If you haven’t heard of Polybius, here’s the short version: in the fall of 1981, a mysterious video game suddenly appeared in arcades around Portland. The game—a black box with no name that involved geometric patterns and colorful shapes—was instantly addictive, hypnotic, and, in some cases, dangerous. Two teenagers supposedly disappeared after playing it. Mysterious men in black suits periodically came to service it. Was it a secret government research program using gamers as unwitting guinea pigs? Was it part of the CIA’s MKUltra mind control program?
In Radiotopia’s latest Showcase podcast, The Polybius Conspiracy, an original seven-episode series that aired its first episode on October 6, co-producers Jon Frechette and Todd Luoto investigate just that. (Polybius was the name players later gave to the game, borrowing the name of the Greek historian famous for relying on firsthand accounts.)
In 2011, Luoto approached Frechette with the idea of making a feature film about Polybius after first coming across the legend online. Frechette wasn’t at first taken with the idea, but with a contact at the conspiracy’s ground zero, Dylan Reiff (who eventually became the field producer for the podcast), the filmmakers made a research trip up here in 2015. When a Kickstarter campaign to fund the film fell through, Frechette and Luoto looked towards a more inexpensive medium: podcasting.
“We started shooting little interviews and organically they transformed into a documentary,” says Luoto, “At that point, we sort of thought truth was stranger than fiction. We interviewed everyone, from regulars at Ground Kontrol to video game designers to arcade owners to journalists that had grown up in the Portland area.”
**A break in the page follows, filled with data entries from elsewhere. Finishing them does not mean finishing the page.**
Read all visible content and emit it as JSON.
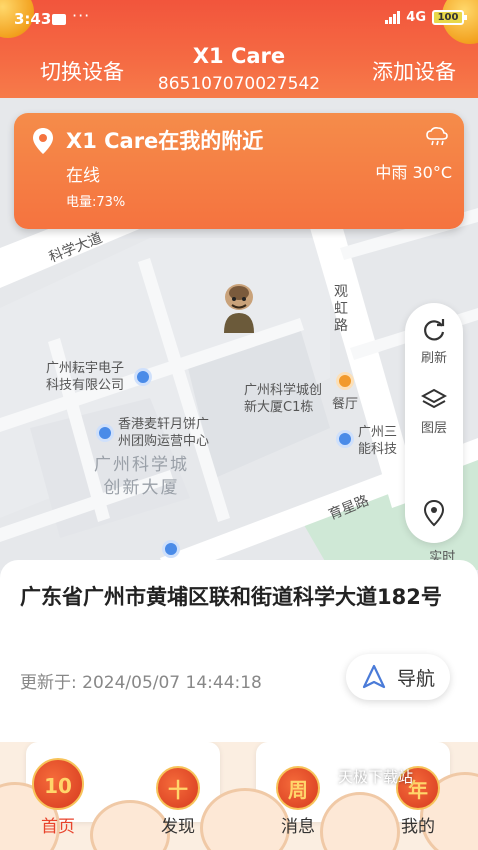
{
  "status_bar": {
    "time": "3:43",
    "dots": "···",
    "network": "4G",
    "battery": "100"
  },
  "header": {
    "switch_device": "切换设备",
    "title": "X1 Care",
    "device_id": "865107070027542",
    "add_device": "添加设备"
  },
  "location_card": {
    "title": "X1 Care在我的附近",
    "status": "在线",
    "battery": "电量:73%",
    "weather": "中雨 30°C",
    "weather_icon": "rain-cloud-icon",
    "pin_icon": "location-pin-icon"
  },
  "map": {
    "labels": {
      "road_kexue": "科学大道",
      "road_guanhong": "观虹路",
      "road_yuxing": "育星路",
      "poi_yunyu": "广州耘宇电子\n科技有限公司",
      "poi_kexuecheng": "广州科学城创\n新大厦C1栋",
      "poi_restaurant": "餐厅",
      "poi_xianggang": "香港麦轩月饼广\n州团购运营中心",
      "poi_sanjin": "广州三\n能科技",
      "area_kexuecheng": "广州科学城\n创新大厦"
    }
  },
  "map_tools": {
    "refresh": "刷新",
    "layers": "图层",
    "realtime": "实时\n定位"
  },
  "address": {
    "full": "广东省广州市黄埔区联和街道科学大道182号",
    "updated_prefix": "更新于:",
    "updated_time": "2024/05/07 14:44:18",
    "navigate": "导航"
  },
  "tabs": [
    {
      "label": "首页",
      "icon_char": "10",
      "active": true
    },
    {
      "label": "发现",
      "icon_char": "十",
      "active": false
    },
    {
      "label": "消息",
      "icon_char": "周",
      "active": false
    },
    {
      "label": "我的",
      "icon_char": "年",
      "active": false
    }
  ],
  "watermark": "天极下载站",
  "colors": {
    "header": "#f2553c",
    "card": "#f5733f",
    "accent": "#e8432c",
    "nav_icon": "#4a7bd8"
  }
}
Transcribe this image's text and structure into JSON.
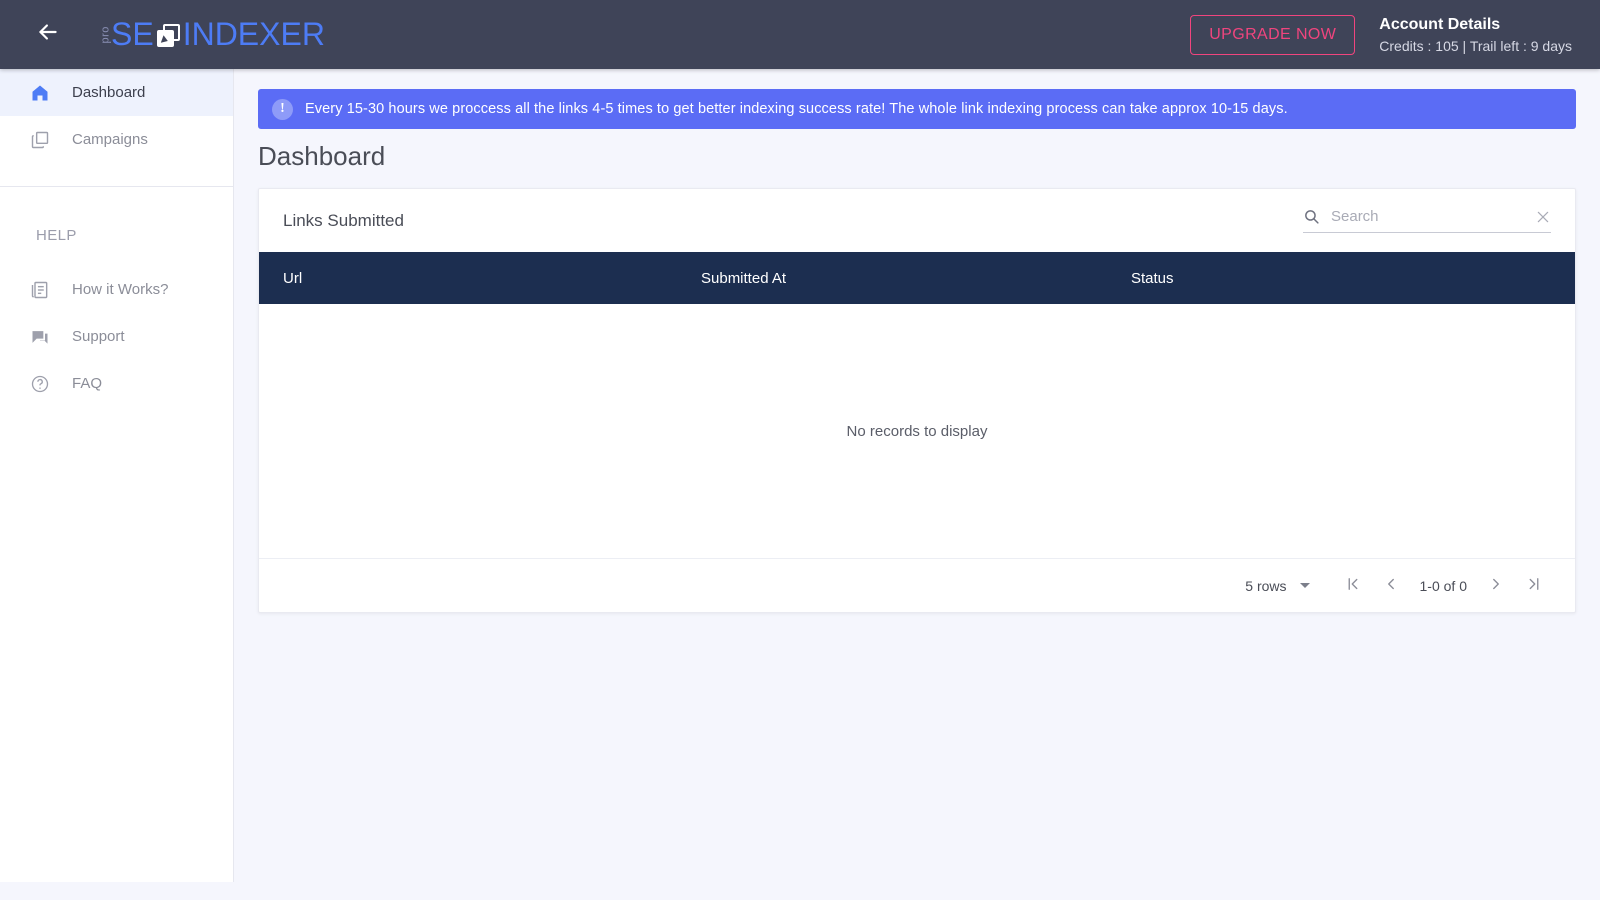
{
  "topbar": {
    "back_icon": "arrow-left-icon",
    "logo": {
      "pro": "pro",
      "se": "SE",
      "icon": "indexer-logo-icon",
      "indexer": "INDEXER"
    },
    "upgrade_label": "UPGRADE NOW",
    "account_title": "Account Details",
    "account_sub": "Credits : 105 | Trail left : 9 days",
    "colors": {
      "bar_bg": "#3f4458",
      "accent_pink": "#f0457e",
      "logo_blue": "#4d7cf5"
    }
  },
  "sidebar": {
    "items": [
      {
        "label": "Dashboard",
        "icon": "home-icon",
        "active": true
      },
      {
        "label": "Campaigns",
        "icon": "copy-icon",
        "active": false
      }
    ],
    "help_heading": "HELP",
    "help_items": [
      {
        "label": "How it Works?",
        "icon": "article-icon"
      },
      {
        "label": "Support",
        "icon": "chat-icon"
      },
      {
        "label": "FAQ",
        "icon": "help-circle-icon"
      }
    ]
  },
  "main": {
    "banner": {
      "icon": "info-icon",
      "text": "Every 15-30 hours we proccess all the links 4-5 times to get better indexing success rate! The whole link indexing process can take approx 10-15 days.",
      "bg": "#5b6cf5"
    },
    "page_title": "Dashboard",
    "card": {
      "title": "Links Submitted",
      "search": {
        "placeholder": "Search",
        "value": "",
        "icon": "search-icon",
        "clear_icon": "close-icon"
      },
      "table": {
        "columns": [
          "Url",
          "Submitted At",
          "Status"
        ],
        "rows": [],
        "empty_text": "No records to display",
        "header_bg": "#1c2e50"
      },
      "pagination": {
        "rows_per_page": "5 rows",
        "first_icon": "first-page-icon",
        "prev_icon": "chevron-left-icon",
        "range": "1-0 of 0",
        "next_icon": "chevron-right-icon",
        "last_icon": "last-page-icon"
      }
    }
  }
}
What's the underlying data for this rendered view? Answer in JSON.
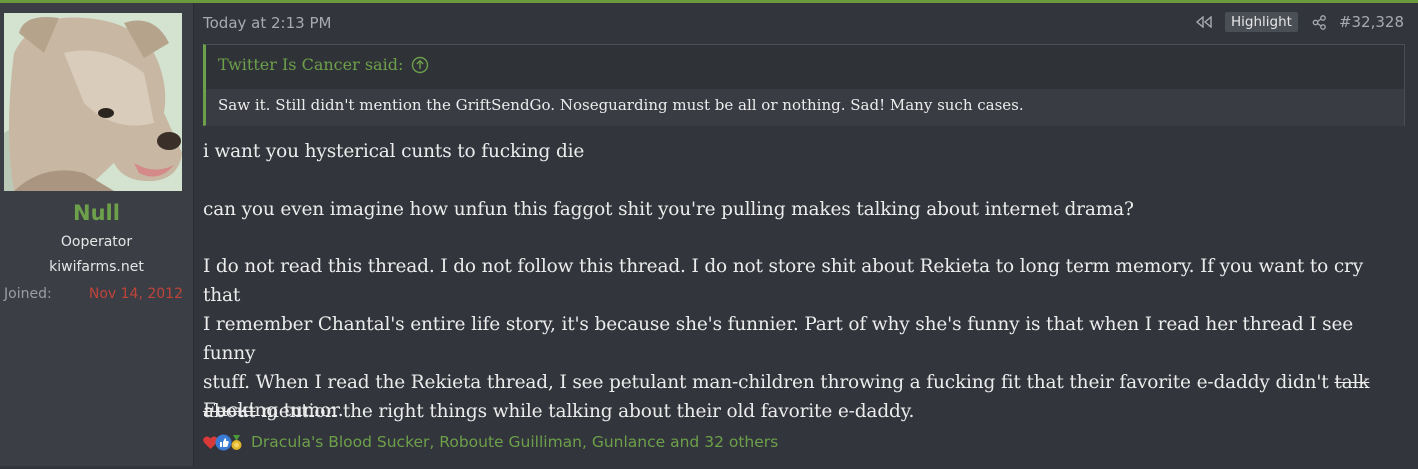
{
  "user": {
    "name": "Null",
    "title": "Ooperator",
    "site": "kiwifarms.net",
    "joined_label": "Joined:",
    "joined_date": "Nov 14, 2012"
  },
  "post": {
    "timestamp": "Today at 2:13 PM",
    "highlight_label": "Highlight",
    "post_number": "#32,328",
    "quote": {
      "author": "Twitter Is Cancer said:",
      "text": "Saw it. Still didn't mention the GriftSendGo. Noseguarding must be all or nothing. Sad! Many such cases."
    },
    "paragraphs": {
      "p1": "i want you hysterical cunts to fucking die",
      "p2": "can you even imagine how unfun this faggot shit you're pulling makes talking about internet drama?",
      "p3_line1": "I do not read this thread. I do not follow this thread. I do not store shit about Rekieta to long term memory. If you want to cry that",
      "p3_line2": "I remember Chantal's entire life story, it's because she's funnier. Part of why she's funny is that when I read her thread I see funny",
      "p3_line3_a": "stuff. When I read the Rekieta thread, I see petulant man-children throwing a fucking fit that their favorite e-daddy didn't ",
      "p3_line3_strike": "talk",
      "p3_line4_strike": "about",
      "p3_line4_b": " mention the right things while talking about their old favorite e-daddy.",
      "p4": "Fucking tumor."
    },
    "reactions": {
      "icons": [
        "heart-icon",
        "thumbs-up-icon",
        "award-icon"
      ],
      "users": "Dracula's Blood Sucker, Roboute Guilliman, Gunlance and 32 others"
    }
  },
  "colors": {
    "accent_green": "#6da04a",
    "joined_red": "#c0433a",
    "background": "#32353b",
    "sidebar": "#3b3f45"
  }
}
With two episodes remaining—episode five, “The Seller,” aired on November 10—the story reveals the real people behind the assortment of conspiracy theories sustained throughout the years by keyboard activity and online forums. Healthy skepticism about whether or not the game ever existed abounds, but is that even the point?
“What’s really interesting about Polybius is not only the legend, but also these strange characters and stories that orbit the legend,” says Frechette.
Take, for instance, Bobby Feldstein, who claims he was abducted one afternoon when he was 14 after playing the game at Coin Kingdom and experiencing mind-altering side effects. In the podcast’s first episode, Feldstein tells producers he was led through a series of underground tunnels, akin to the tunnels of Portland’s Shanghai lore, and was found the next day more than 60 miles from his house in the middle of the Tillamook State Forest. Feldstein claims there was another boy with him, one who rescued him.
Feldstein gives for-profit Polybius walking tours around Portland that attempt to authenticate his experience by returning to the former basement of Coin Kingdom. He claims the ordeal of the abduction ruined his life, telling the podcast audience: “Doing the tour is a way to exorcise my demons on a daily basis.”
Feldstein’s account isn’t the only example of Polybius’s lifelong effect.
Ernest Cline recalls hearing about Polybius as a whisper across the arcade game floor as a teenage gamer in central Ohio. Today, Cline is the author and screenwriter of the video game dystopian bestsellers, Ready Player One and Armada. (Both works have been opted for big-time Hollywood production, with the former receiving the Steven Spielberg treatment, due for release in this spring.) In an interview in episode with Frechette and Luoto, Cline cites Polybius as an influence on his work.
But it is Joe Streckert’s story of hearing about Polybius for the first time that reflects the experiences of many who keep the legend alive and well.
“In the early 2000s, I just sort of became aware like a lot of people who were dwelling on the Internet that there was a killer video game from Portland,” Streckert, who gives lectures in Portland about video game culture and history, tells listeners.
The conspiracy, as the podcast uncovers, stems from a single post online. Exposure from the mecca of video game chat rooms, CoinUp.org, in the early 2000s cemented its place in pop culture. As the producers continued their research and interviews, they found a theme: there were as many different versions of the legend as there were people telling it.
“This is sort of the nature of the world that we’re living in, this idea that consensus reality is being eroded,” Frechette says. “Everybody has a version of reality that they’ve embraced and it’s often reinforced through their online interactions.” He adds that the podcast won’t give those eager for definitive truth a final answer on Polybius. “There are people who have stories, whether you choose to believe them or not.”